You may have heard this referred to as ‘sweating’ — which certain bottles (looking at you Nalgene) are notorious for. 

Why Is There More Condensation On My Bottle On Hotter Days? 

The amount of condensation that will happen depends on the amount of water vapor in the air (humidity) and (less directly) the temperature of the atmospheric air compared to the temperature of your bottle. 

The hotter and more humid it is outside and the colder your bottle, the more vapor will turn back to liquid water and cling to your bottle.

This effect is exaggerated in higher temperatures for two reasons. 

For starters, water molecules convert to water vapor at a much faster rate in the heat, so the air is normally more humid. 

And second, as the amount of water vapor in the air increases (an increase in humidity), the higher the air’s dew point becomes. 

So on hot, humid days, an ice cold bottle is able to drop the surrounding air below its (already higher) dew point much faster. And as a result, you’ll notice more condensation on your bottle.  

How To Prevent Condensation On Your Water Bottle

Despite being a warm day and filled with ice cold water – vacuum insulated bottles don't produce condensation or ‘sweating'

Condensation on a water bottle can be pretty annoying. 

If you’re sick of leaving rings of water on your desk or having it drip down your arm every time you take a sip, there are several ways you can stop condensation from forming on your water bottle — or at least slow it down considerably:

  • Room temperature water in a water bottle won’t cause condensation to build up. Because the exterior of your bottle remains about the same temperature as the air surrounding it, it won't cause water vapor to convert back to liquid water. 
  • An insulated bottle won’t sweat because the exterior of the bottle won’t cool down, no matter how cold the water is inside. Vacuum-insulated bottles in particular are great at preventing condensation because a vacuum seal insulates so well
  • Using an insulating sleeve won’t work nearly as well as an insulated bottle, but will still help slow condensation a good bit. Plus, any condensation that still happens will be absorbed by the sleeve.  
Despite not being insulated this Nalgene bottle is filled with room temperature water and so no condensation happens

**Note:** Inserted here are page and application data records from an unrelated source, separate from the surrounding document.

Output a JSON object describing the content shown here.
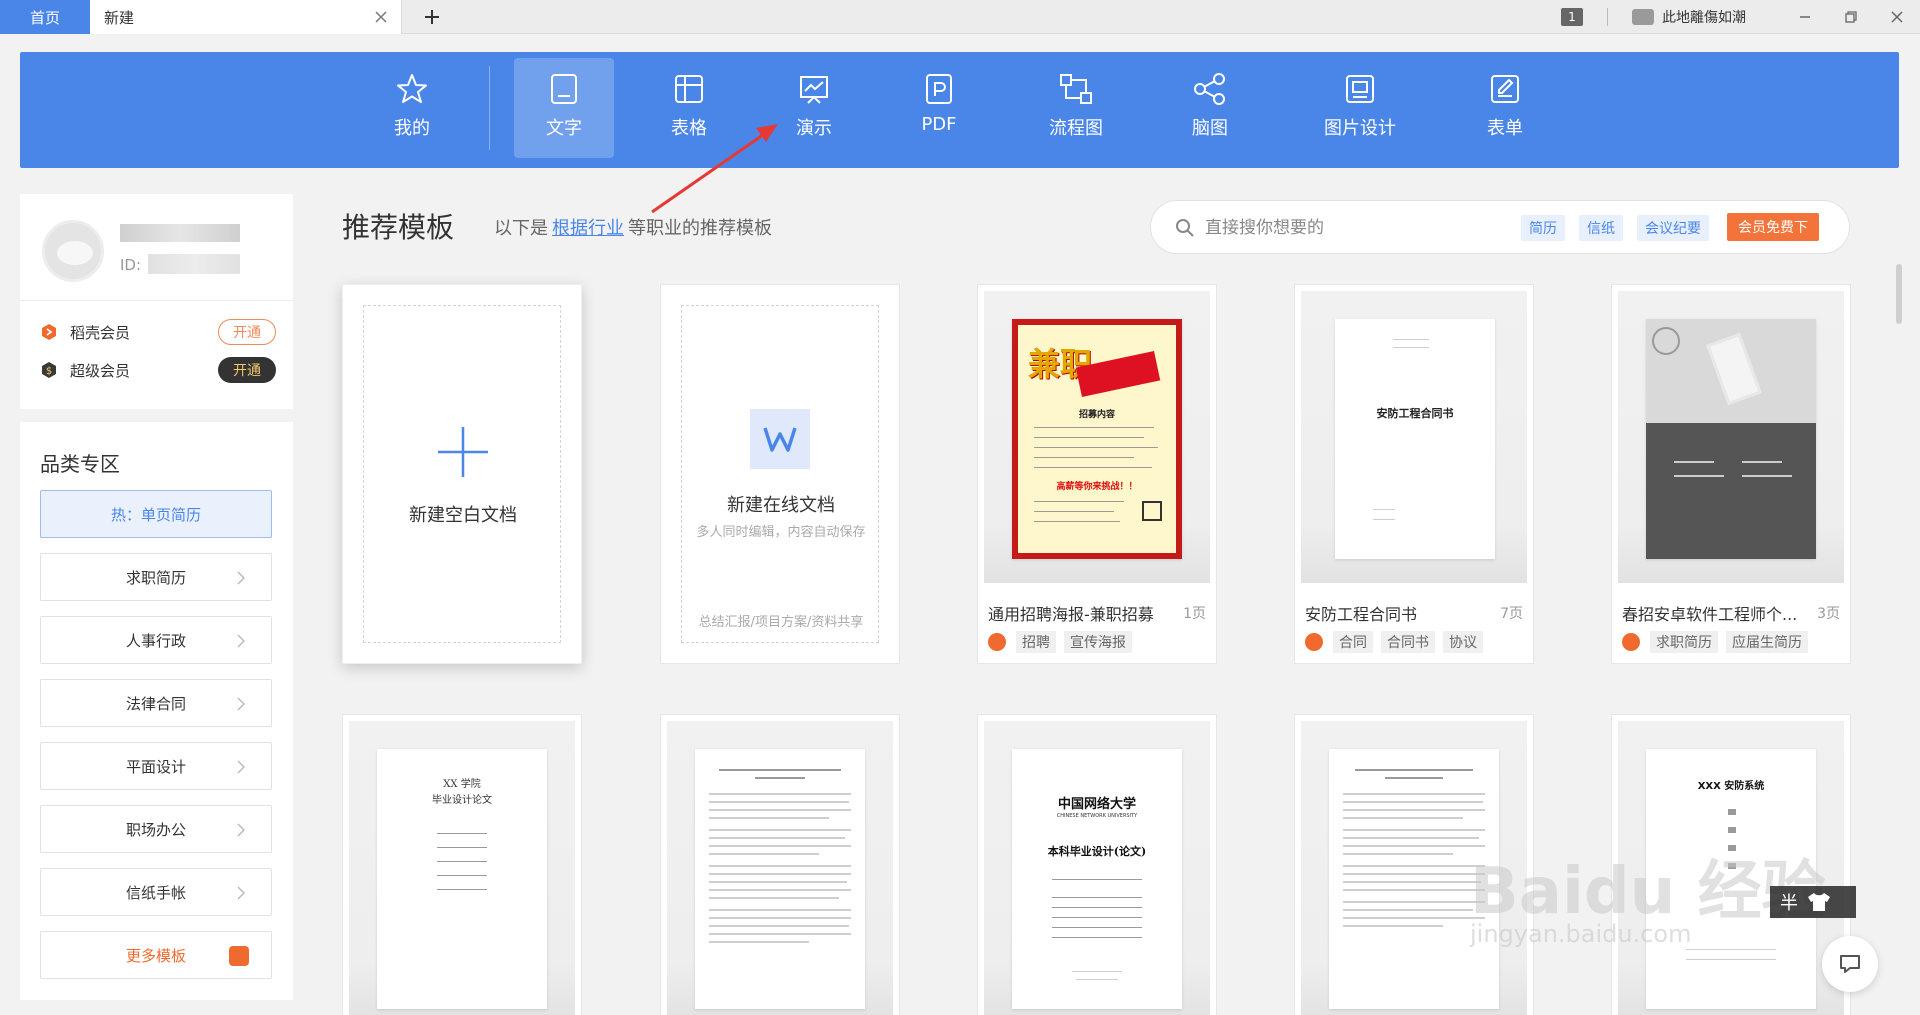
{
  "titlebar": {
    "home_tab": "首页",
    "new_tab": "新建",
    "badge": "1",
    "username": "此地離傷如潮"
  },
  "categories": [
    {
      "label": "我的",
      "icon": "star-icon"
    },
    {
      "label": "文字",
      "icon": "doc-icon",
      "active": true
    },
    {
      "label": "表格",
      "icon": "table-icon"
    },
    {
      "label": "演示",
      "icon": "presentation-icon"
    },
    {
      "label": "PDF",
      "icon": "pdf-icon"
    },
    {
      "label": "流程图",
      "icon": "flowchart-icon"
    },
    {
      "label": "脑图",
      "icon": "mindmap-icon"
    },
    {
      "label": "图片设计",
      "icon": "image-design-icon"
    },
    {
      "label": "表单",
      "icon": "form-icon"
    }
  ],
  "profile": {
    "id_label": "ID:",
    "members": [
      {
        "name": "稻壳会员",
        "action": "开通"
      },
      {
        "name": "超级会员",
        "action": "开通"
      }
    ]
  },
  "category_zone": {
    "title": "品类专区",
    "items": [
      "热：单页简历",
      "求职简历",
      "人事行政",
      "法律合同",
      "平面设计",
      "职场办公",
      "信纸手帐",
      "更多模板"
    ]
  },
  "recommend": {
    "title": "推荐模板",
    "desc_prefix": "以下是",
    "desc_link": "根据行业",
    "desc_suffix": "等职业的推荐模板"
  },
  "search": {
    "placeholder": "直接搜你想要的",
    "tags": [
      "简历",
      "信纸",
      "会议纪要"
    ],
    "vip_button": "会员免费下"
  },
  "new_blank": {
    "label": "新建空白文档"
  },
  "new_online": {
    "label": "新建在线文档",
    "sub": "多人同时编辑，内容自动保存",
    "footer": "总结汇报/项目方案/资料共享"
  },
  "templates": [
    {
      "name": "通用招聘海报-兼职招募",
      "pages": "1页",
      "tags": [
        "招聘",
        "宣传海报"
      ]
    },
    {
      "name": "安防工程合同书",
      "pages": "7页",
      "tags": [
        "合同",
        "合同书",
        "协议"
      ]
    },
    {
      "name": "春招安卓软件工程师个...",
      "pages": "3页",
      "tags": [
        "求职简历",
        "应届生简历"
      ]
    }
  ],
  "thumbnails": {
    "poster": {
      "headline": "兼职",
      "sub": "招募内容",
      "call": "高薪等你来挑战！！"
    },
    "contract": {
      "title": "安防工程合同书"
    },
    "thesis1": {
      "title": "XX 学院",
      "subtitle": "毕业设计论文"
    },
    "thesis3": {
      "school": "中国网络大学",
      "school_en": "CHINESE NETWORK UNIVERSITY",
      "title": "本科毕业设计(论文)"
    },
    "thesis5": {
      "title": "XXX 安防系统"
    }
  },
  "watermark": {
    "brand": "Baidu 经验",
    "url": "jingyan.baidu.com",
    "half_button": "半"
  },
  "colors": {
    "accent": "#4a86e8",
    "orange": "#f06a2f",
    "active_tab": "rgba(255,255,255,0.22)"
  }
}
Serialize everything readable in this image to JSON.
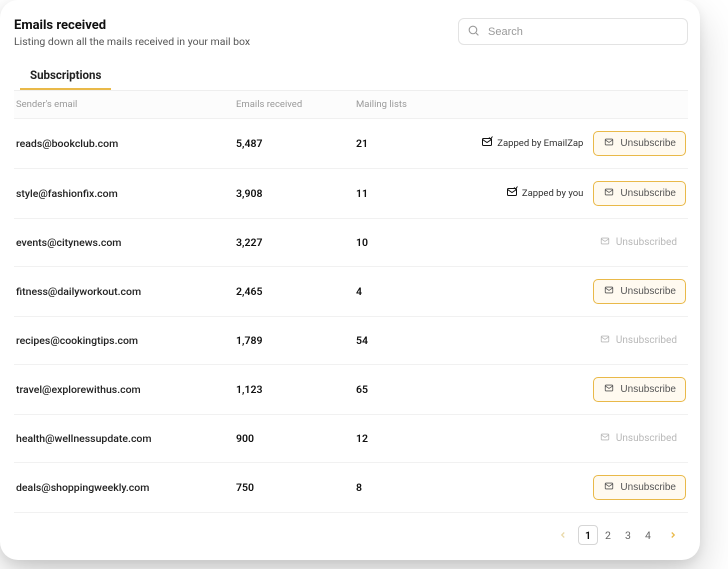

For more info and a few extra tips, check out my complete guide on how to prevent condensation on a water bottle

What About Condensation Inside A Water Bottle?

While we normally think of condensation happening on the outside of our water bottles, it can also happen on the inside — the conditions needed are just less common and, when it does happen, it’s not as inconvenient so we’re much less likely to notice. 

Condensation on the inside of a bottle happens when the temperature of the air inside the bottle reaches a higher temperature than the air outside it. 

This causes more of the water in the bottle to convert to vapor, eventually saturating and depositing on the interior walls of your bottle.

Normally this happens with a bottle full of warm water outside in colder temperatures, when the temperature outside the bottle changes and the temperature inside lags behind, or when the bottle sits in direct sunlight. 

If you want to learn more, check out my deep dive on condensation inside of water bottles

Is It Safe To Drink From A Water Bottle With Condensation?

You may have heard that water bottles left in high temperatures are unsafe to drink from. But this is less a problem to do with condensation than a problem with certain plastics. 

Condensation on its own is perfectly safe — whether in or on your water bottle. After all, it’s nothing more than pure water that’s been converted from vapor back to liquid.

The question of health comes from the bottle itself. 

Certain plastics contain potentially harmful chemicals, BPA being the most well known offender, that may leach from your bottle when it’s heated. 

If you’re concerned, avoid drinking from opened disposable water bottles that have been left in the heat and consider swapping to a BPA-free reusable plastic bottle or stainless steel bottle to be sure.